More Probes, Oversight (and Dress Codes) for Predatory For-Profit Colleges


The for-profit college industry is lobbying furiously to prevent the Obama Administration from issuing a strong “gainful employment” rule that would cut off aid to career training programs that consistently leave students with insurmountable debt. But around the country this week there is more evidence that major players in this industry have been engaged in abusive, predatory behavior– and that law enforcement agencies and prospective students alike are getting the message:

  • Massachusetts Attorney General Martha Coakley today sued Corinthian Colleges in Suffolk Superior Court, stating, “We allege that this for-profit school aggressively recruited and misled students by falsely promising high quality, successful training programs, and instead left them with exorbitant student loan debt and without proper training or a well-paying career.” Coakley pledged her office “will continue to investigate the for-profit school industry as we continue to see students and taxpayers suffer the consequences of high default rates, inadequate training, and mounting debt.”  California’s AG, Kamala Harris, already was suing Corinthian, and thirteen other state AGs, as well as at least four federal agencies, are investigating the company.

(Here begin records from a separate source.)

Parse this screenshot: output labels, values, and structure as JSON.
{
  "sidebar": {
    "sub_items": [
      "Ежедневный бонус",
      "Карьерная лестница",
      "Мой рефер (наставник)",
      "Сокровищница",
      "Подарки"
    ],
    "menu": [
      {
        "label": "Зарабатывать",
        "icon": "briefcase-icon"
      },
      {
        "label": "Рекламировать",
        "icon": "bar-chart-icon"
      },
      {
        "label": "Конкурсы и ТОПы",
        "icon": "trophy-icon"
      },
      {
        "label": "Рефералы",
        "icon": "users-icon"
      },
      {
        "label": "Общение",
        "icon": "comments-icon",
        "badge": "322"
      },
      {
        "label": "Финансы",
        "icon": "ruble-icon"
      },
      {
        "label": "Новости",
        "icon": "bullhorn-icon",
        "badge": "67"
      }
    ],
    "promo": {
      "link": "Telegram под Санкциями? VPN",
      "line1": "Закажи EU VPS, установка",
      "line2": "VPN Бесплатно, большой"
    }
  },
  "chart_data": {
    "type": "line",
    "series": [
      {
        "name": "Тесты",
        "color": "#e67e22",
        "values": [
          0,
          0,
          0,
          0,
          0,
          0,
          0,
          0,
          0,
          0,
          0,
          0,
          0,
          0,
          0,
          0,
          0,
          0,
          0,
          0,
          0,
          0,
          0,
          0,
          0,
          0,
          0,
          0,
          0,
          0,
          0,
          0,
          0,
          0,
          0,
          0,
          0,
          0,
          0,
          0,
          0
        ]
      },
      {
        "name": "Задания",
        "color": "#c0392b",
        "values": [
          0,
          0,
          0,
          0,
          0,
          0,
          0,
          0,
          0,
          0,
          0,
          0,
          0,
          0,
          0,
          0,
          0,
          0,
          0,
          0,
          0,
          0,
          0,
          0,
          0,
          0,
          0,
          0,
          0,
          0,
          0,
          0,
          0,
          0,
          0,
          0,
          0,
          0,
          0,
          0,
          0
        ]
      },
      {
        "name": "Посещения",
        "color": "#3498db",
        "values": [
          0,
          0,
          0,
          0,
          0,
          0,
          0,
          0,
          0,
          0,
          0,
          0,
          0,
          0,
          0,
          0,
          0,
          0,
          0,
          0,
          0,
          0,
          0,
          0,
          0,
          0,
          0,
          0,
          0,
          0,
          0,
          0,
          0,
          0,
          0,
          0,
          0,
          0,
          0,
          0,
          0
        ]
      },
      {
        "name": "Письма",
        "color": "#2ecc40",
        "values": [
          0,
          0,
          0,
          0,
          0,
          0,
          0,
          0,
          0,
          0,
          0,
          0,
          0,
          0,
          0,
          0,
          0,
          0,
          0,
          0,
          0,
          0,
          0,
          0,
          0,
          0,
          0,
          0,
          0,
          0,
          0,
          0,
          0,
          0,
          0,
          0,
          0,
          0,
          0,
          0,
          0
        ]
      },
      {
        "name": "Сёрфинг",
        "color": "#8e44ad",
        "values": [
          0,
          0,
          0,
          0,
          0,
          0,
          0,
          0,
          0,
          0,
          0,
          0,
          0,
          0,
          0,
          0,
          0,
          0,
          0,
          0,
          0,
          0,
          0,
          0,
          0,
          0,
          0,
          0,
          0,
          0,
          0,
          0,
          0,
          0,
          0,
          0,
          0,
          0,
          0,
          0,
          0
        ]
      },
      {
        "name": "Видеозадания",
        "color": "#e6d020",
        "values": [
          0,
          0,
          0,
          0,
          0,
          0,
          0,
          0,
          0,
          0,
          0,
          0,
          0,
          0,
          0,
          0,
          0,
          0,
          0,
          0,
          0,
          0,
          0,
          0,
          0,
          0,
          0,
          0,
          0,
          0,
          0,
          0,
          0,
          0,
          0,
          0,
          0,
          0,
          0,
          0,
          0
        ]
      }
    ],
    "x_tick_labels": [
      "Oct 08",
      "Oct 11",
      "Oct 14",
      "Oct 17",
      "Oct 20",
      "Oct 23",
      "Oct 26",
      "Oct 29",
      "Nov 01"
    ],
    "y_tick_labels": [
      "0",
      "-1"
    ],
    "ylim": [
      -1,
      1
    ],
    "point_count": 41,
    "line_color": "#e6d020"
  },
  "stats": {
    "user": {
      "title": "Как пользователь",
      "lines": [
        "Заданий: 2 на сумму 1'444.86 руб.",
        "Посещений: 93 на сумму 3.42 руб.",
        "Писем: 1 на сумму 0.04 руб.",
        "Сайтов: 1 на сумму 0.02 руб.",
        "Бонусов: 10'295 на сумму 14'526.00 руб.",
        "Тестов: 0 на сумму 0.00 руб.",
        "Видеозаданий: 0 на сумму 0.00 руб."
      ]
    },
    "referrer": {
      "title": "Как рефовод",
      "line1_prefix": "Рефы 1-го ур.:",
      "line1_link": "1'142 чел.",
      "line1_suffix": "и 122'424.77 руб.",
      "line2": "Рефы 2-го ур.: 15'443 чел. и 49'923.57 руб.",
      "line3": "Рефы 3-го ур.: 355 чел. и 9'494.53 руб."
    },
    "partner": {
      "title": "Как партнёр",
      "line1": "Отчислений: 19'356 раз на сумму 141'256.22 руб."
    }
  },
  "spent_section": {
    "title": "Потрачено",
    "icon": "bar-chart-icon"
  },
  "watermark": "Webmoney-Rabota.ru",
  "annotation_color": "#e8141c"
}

  • Senators Dick Durbin (D-IL) and Tom Harkin (D-IA) introduced a bill today to improve coordination among federal agencies that oversee for-profit colleges in order to better enforce the laws and increase accountability.  Rep. Elijah Cummings (D-MD) will introduce similar legislation in the House.  Harkin said, “Far too many students seeking the American dream are instead enrolling in schools that leave them with worthless degrees and burdensome debt.” Durbin added, “For many years, for-profit schools were allowed to operate one step ahead of the law.  As the number of investigations by federal, state and local agencies increase, however, I think we are starting to turn the corner.”

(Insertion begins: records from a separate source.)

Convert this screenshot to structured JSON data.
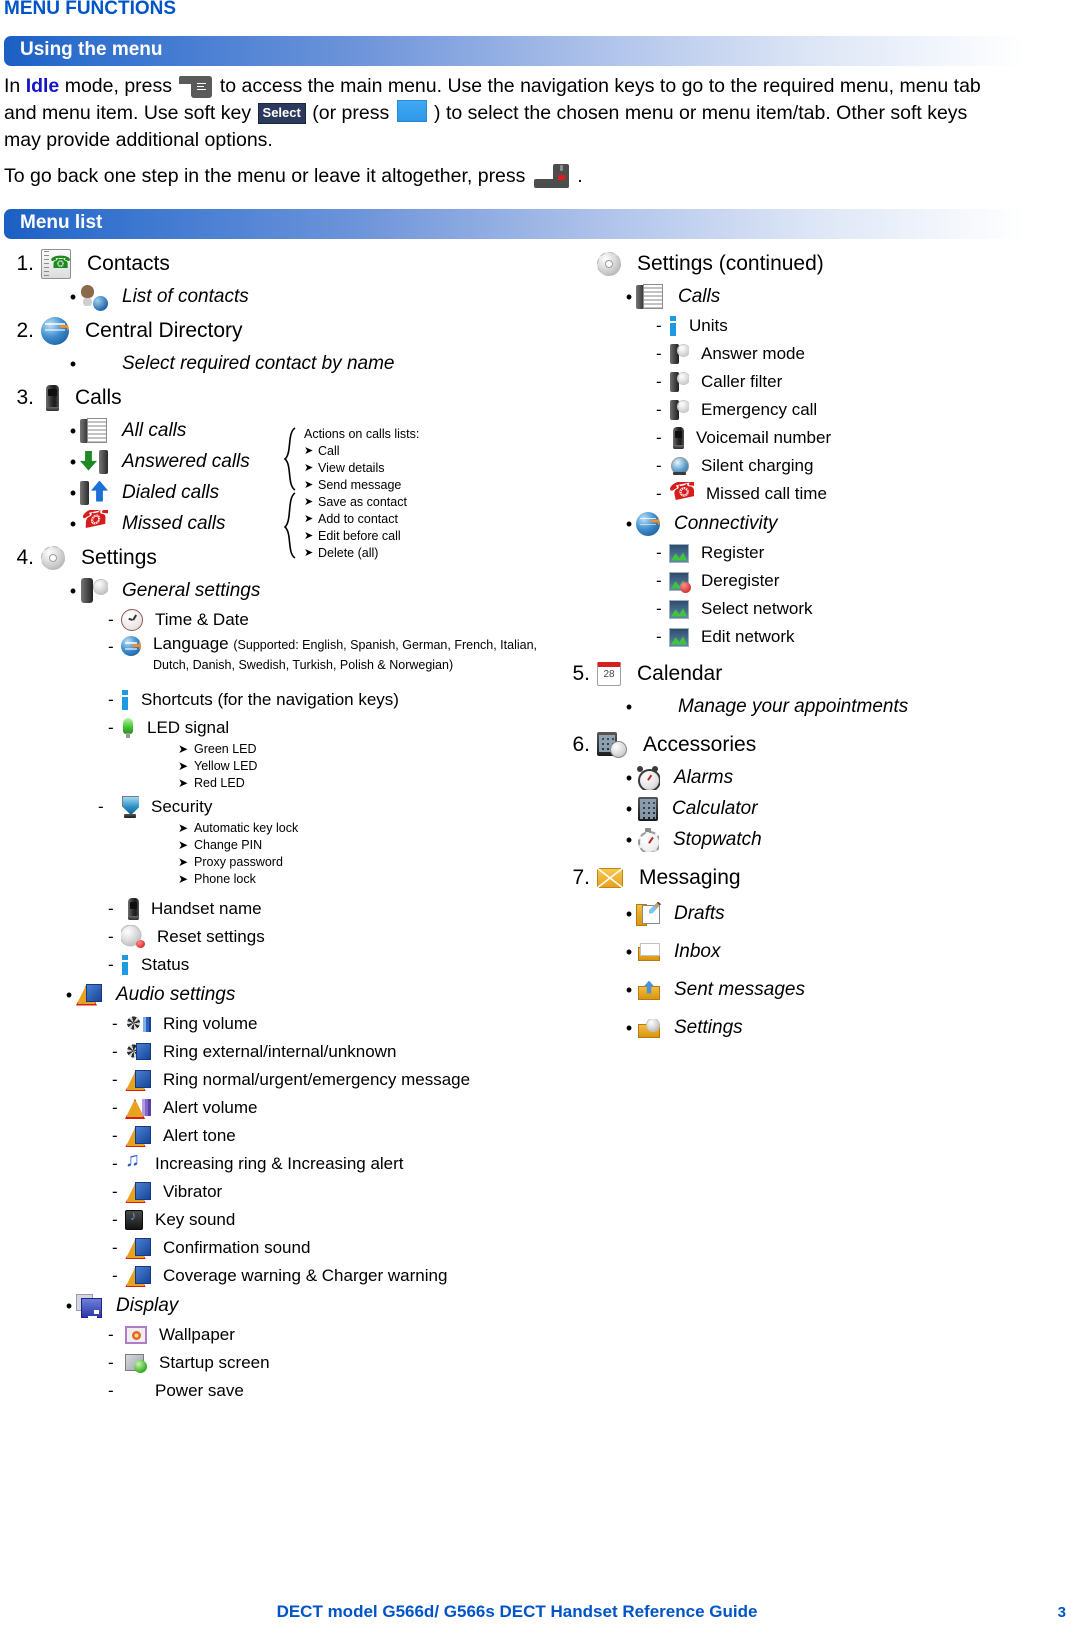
{
  "document": {
    "chapter_title": "MENU FUNCTIONS",
    "footer_title": "DECT model G566d/ G566s DECT Handset Reference Guide",
    "page_number": "3"
  },
  "section_using_menu": {
    "heading": "Using the menu",
    "para1_a": "In ",
    "para1_idle": "Idle",
    "para1_b": " mode, press ",
    "para1_c": " to access the main menu. Use the navigation keys to go to the required menu, menu tab and menu item. Use soft key ",
    "para1_select": "Select",
    "para1_d": " (or press ",
    "para1_e": " ) to select the chosen menu or menu item/tab. Other soft keys may provide additional options.",
    "para2_a": "To go back one step in the menu or leave it altogether, press ",
    "para2_b": " ."
  },
  "section_menu_list": {
    "heading": "Menu list"
  },
  "actions_box": {
    "title": "Actions on calls lists:",
    "items": [
      "Call",
      "View details",
      "Send message",
      "Save as contact",
      "Add to contact",
      "Edit before call",
      "Delete (all)"
    ]
  },
  "left_column": [
    {
      "number": "1.",
      "label": "Contacts",
      "icon": "contacts-book-icon",
      "children": [
        {
          "label": "List of contacts",
          "icon": "person-globe-icon"
        }
      ]
    },
    {
      "number": "2.",
      "label": "Central Directory",
      "icon": "globe-icon",
      "children": [
        {
          "label": "Select required contact by name",
          "icon": "none"
        }
      ]
    },
    {
      "number": "3.",
      "label": "Calls",
      "icon": "handset-icon",
      "children": [
        {
          "label": "All calls",
          "icon": "call-list-icon"
        },
        {
          "label": "Answered calls",
          "icon": "answered-call-icon"
        },
        {
          "label": "Dialed calls",
          "icon": "dialed-call-icon"
        },
        {
          "label": "Missed calls",
          "icon": "missed-call-icon"
        }
      ]
    },
    {
      "number": "4.",
      "label": "Settings",
      "icon": "gear-icon",
      "children": [
        {
          "label": "General settings",
          "icon": "general-settings-icon",
          "items": [
            {
              "label": "Time & Date",
              "icon": "clock-icon"
            },
            {
              "label": "Language",
              "icon": "globe-icon",
              "note": "(Supported: English, Spanish, German, French, Italian, Dutch, Danish, Swedish, Turkish, Polish & Norwegian)"
            },
            {
              "label": "Shortcuts (for the navigation keys)",
              "icon": "info-icon"
            },
            {
              "label": "LED signal",
              "icon": "led-icon",
              "sub": [
                "Green LED",
                "Yellow LED",
                "Red LED"
              ]
            },
            {
              "label": "Security",
              "icon": "shield-icon",
              "sub": [
                "Automatic key lock",
                "Change PIN",
                "Proxy password",
                "Phone lock"
              ]
            },
            {
              "label": "Handset name",
              "icon": "handset-icon"
            },
            {
              "label": "Reset settings",
              "icon": "reset-gear-icon"
            },
            {
              "label": "Status",
              "icon": "info-icon"
            }
          ]
        },
        {
          "label": "Audio settings",
          "icon": "audio-settings-icon",
          "items": [
            {
              "label": "Ring volume",
              "icon": "ring-volume-icon"
            },
            {
              "label": "Ring external/internal/unknown",
              "icon": "ring-source-icon"
            },
            {
              "label": "Ring normal/urgent/emergency message",
              "icon": "ring-message-icon"
            },
            {
              "label": "Alert volume",
              "icon": "alert-volume-icon"
            },
            {
              "label": "Alert tone",
              "icon": "alert-tone-icon"
            },
            {
              "label": "Increasing ring & Increasing alert",
              "icon": "music-note-icon"
            },
            {
              "label": "Vibrator",
              "icon": "vibrator-icon"
            },
            {
              "label": "Key sound",
              "icon": "key-sound-icon"
            },
            {
              "label": "Confirmation sound",
              "icon": "confirmation-sound-icon"
            },
            {
              "label": "Coverage warning & Charger warning",
              "icon": "coverage-warning-icon"
            }
          ]
        },
        {
          "label": "Display",
          "icon": "display-icon",
          "items": [
            {
              "label": "Wallpaper",
              "icon": "wallpaper-icon"
            },
            {
              "label": "Startup screen",
              "icon": "startup-screen-icon"
            },
            {
              "label": "Power save",
              "icon": "power-save-icon"
            }
          ]
        }
      ]
    }
  ],
  "right_column": [
    {
      "number": "",
      "label": "Settings (continued)",
      "icon": "gear-icon",
      "children": [
        {
          "label": "Calls",
          "icon": "call-list-icon",
          "items": [
            {
              "label": "Units",
              "icon": "info-icon"
            },
            {
              "label": "Answer mode",
              "icon": "handset-gear-icon"
            },
            {
              "label": "Caller filter",
              "icon": "handset-gear-icon"
            },
            {
              "label": "Emergency call",
              "icon": "handset-gear-icon"
            },
            {
              "label": "Voicemail number",
              "icon": "handset-icon"
            },
            {
              "label": "Silent charging",
              "icon": "silent-charging-icon"
            },
            {
              "label": "Missed call time",
              "icon": "missed-call-icon"
            }
          ]
        },
        {
          "label": "Connectivity",
          "icon": "globe-icon",
          "items": [
            {
              "label": "Register",
              "icon": "network-icon"
            },
            {
              "label": "Deregister",
              "icon": "network-deregister-icon"
            },
            {
              "label": "Select network",
              "icon": "network-icon"
            },
            {
              "label": "Edit network",
              "icon": "network-icon"
            }
          ]
        }
      ]
    },
    {
      "number": "5.",
      "label": "Calendar",
      "icon": "calendar-icon",
      "children": [
        {
          "label": "Manage your appointments",
          "icon": "none"
        }
      ]
    },
    {
      "number": "6.",
      "label": "Accessories",
      "icon": "accessories-icon",
      "children": [
        {
          "label": "Alarms",
          "icon": "alarm-clock-icon"
        },
        {
          "label": "Calculator",
          "icon": "calculator-icon"
        },
        {
          "label": "Stopwatch",
          "icon": "stopwatch-icon"
        }
      ]
    },
    {
      "number": "7.",
      "label": "Messaging",
      "icon": "envelope-icon",
      "children": [
        {
          "label": "Drafts",
          "icon": "drafts-icon"
        },
        {
          "label": "Inbox",
          "icon": "inbox-icon"
        },
        {
          "label": "Sent messages",
          "icon": "sent-messages-icon"
        },
        {
          "label": "Settings",
          "icon": "message-settings-icon"
        }
      ]
    }
  ],
  "colors": {
    "heading_blue": "#0054C8",
    "bar_blue": "#1b5fc4",
    "idle_blue": "#1414C8"
  }
}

  • Apollo Group, owner of the University of Phoenix, disclosed Tuesday that it had received a subpoena from the U.S. Department of Education seeking “information relating to marketing, recruitment, enrollment, financial aid processing, fraud prevention, student retention, personnel training, attendance, academic grading and other matters.” (That same day, the University of Phoenix named as its new president — welcome! — Timothy P. Slottow, chief financial officer of the University of Michigan.) Mass. AG Coakley and Florida AG Pam Bondi also are investigating the company. The Education Department finally seems ready to step up its enforcement and investigate predatory activity; in January we learned that the Department requested documents from Corinthian, saying in a letter to the company that there were signs of “systematic deficiencies” in its operations and that the company “has admitted to falsifying placement rates and/or grad and attendance records….”

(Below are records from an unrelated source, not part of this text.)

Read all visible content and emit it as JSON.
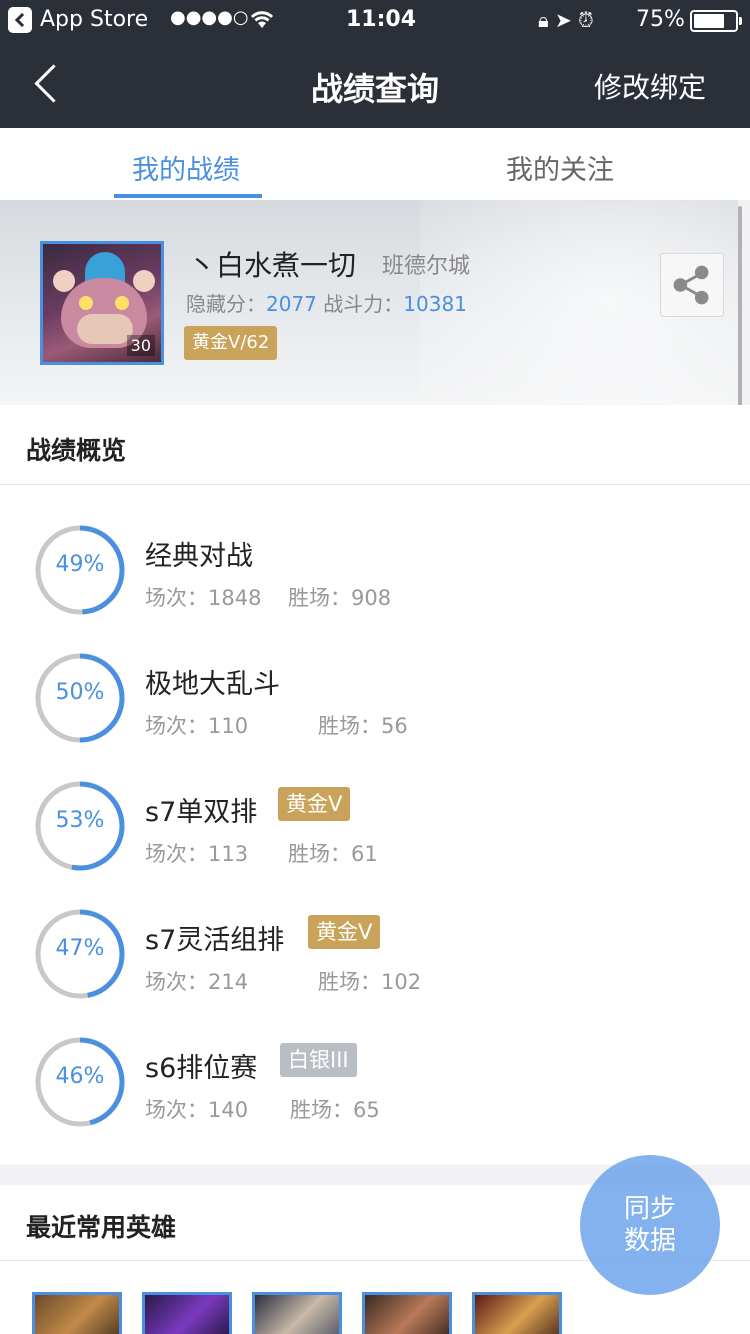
{
  "status_bar": {
    "carrier": "App Store",
    "signal": "●●●●○",
    "time": "11:04",
    "battery_pct": "75%",
    "battery_level": 0.75
  },
  "nav": {
    "title": "战绩查询",
    "right_action": "修改绑定"
  },
  "tabs": [
    {
      "label": "我的战绩",
      "active": true
    },
    {
      "label": "我的关注",
      "active": false
    }
  ],
  "profile": {
    "name": "丶白水煮一切",
    "server": "班德尔城",
    "level": "30",
    "hidden_score_label": "隐藏分：",
    "hidden_score": "2077",
    "power_label": "战斗力：",
    "power": "10381",
    "rank": "黄金V/62"
  },
  "overview": {
    "title": "战绩概览",
    "games_label": "场次：",
    "wins_label": "胜场：",
    "modes": [
      {
        "name": "经典对战",
        "rate": "49%",
        "rate_value": 0.49,
        "games": "1848",
        "wins": "908",
        "badge": "",
        "badge_type": ""
      },
      {
        "name": "极地大乱斗",
        "rate": "50%",
        "rate_value": 0.5,
        "games": "110",
        "wins": "56",
        "badge": "",
        "badge_type": ""
      },
      {
        "name": "s7单双排",
        "rate": "53%",
        "rate_value": 0.53,
        "games": "113",
        "wins": "61",
        "badge": "黄金V",
        "badge_type": "gold"
      },
      {
        "name": "s7灵活组排",
        "rate": "47%",
        "rate_value": 0.47,
        "games": "214",
        "wins": "102",
        "badge": "黄金V",
        "badge_type": "gold"
      },
      {
        "name": "s6排位赛",
        "rate": "46%",
        "rate_value": 0.46,
        "games": "140",
        "wins": "65",
        "badge": "白银III",
        "badge_type": "silver"
      }
    ]
  },
  "heroes": {
    "title": "最近常用英雄"
  },
  "sync_button": {
    "line1": "同步",
    "line2": "数据"
  },
  "colors": {
    "accent": "#4a8fe0",
    "nav_bg": "#2b2f38",
    "gold_badge": "#c9a35a",
    "silver_badge": "#b9bec4",
    "ring_track": "#c8c8c8"
  }
}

  • EDMC, the second-biggest for-profit college company after the University of Phoenix, announced Tuesday another round of layoffs — 200 staff nationwide will be let go, as the company’s student enrollments continue falling. EDMC is now under investigation by seventeen state attorneys general, and is being sued for fraud by the Justice Department. Perhaps as a result of all this financial and investigative pressure, EDMC school The Art Institute of Fort Lauderdale on Tuesday issued to its staff a new dress code, effective the next morning. Among the rules: no sneakers, flip-flops, leggings, “spandex or lycra stretch clothing,” “halter or tube tops,” or “hats of any kind.” 

This article also appears on Huffington Post.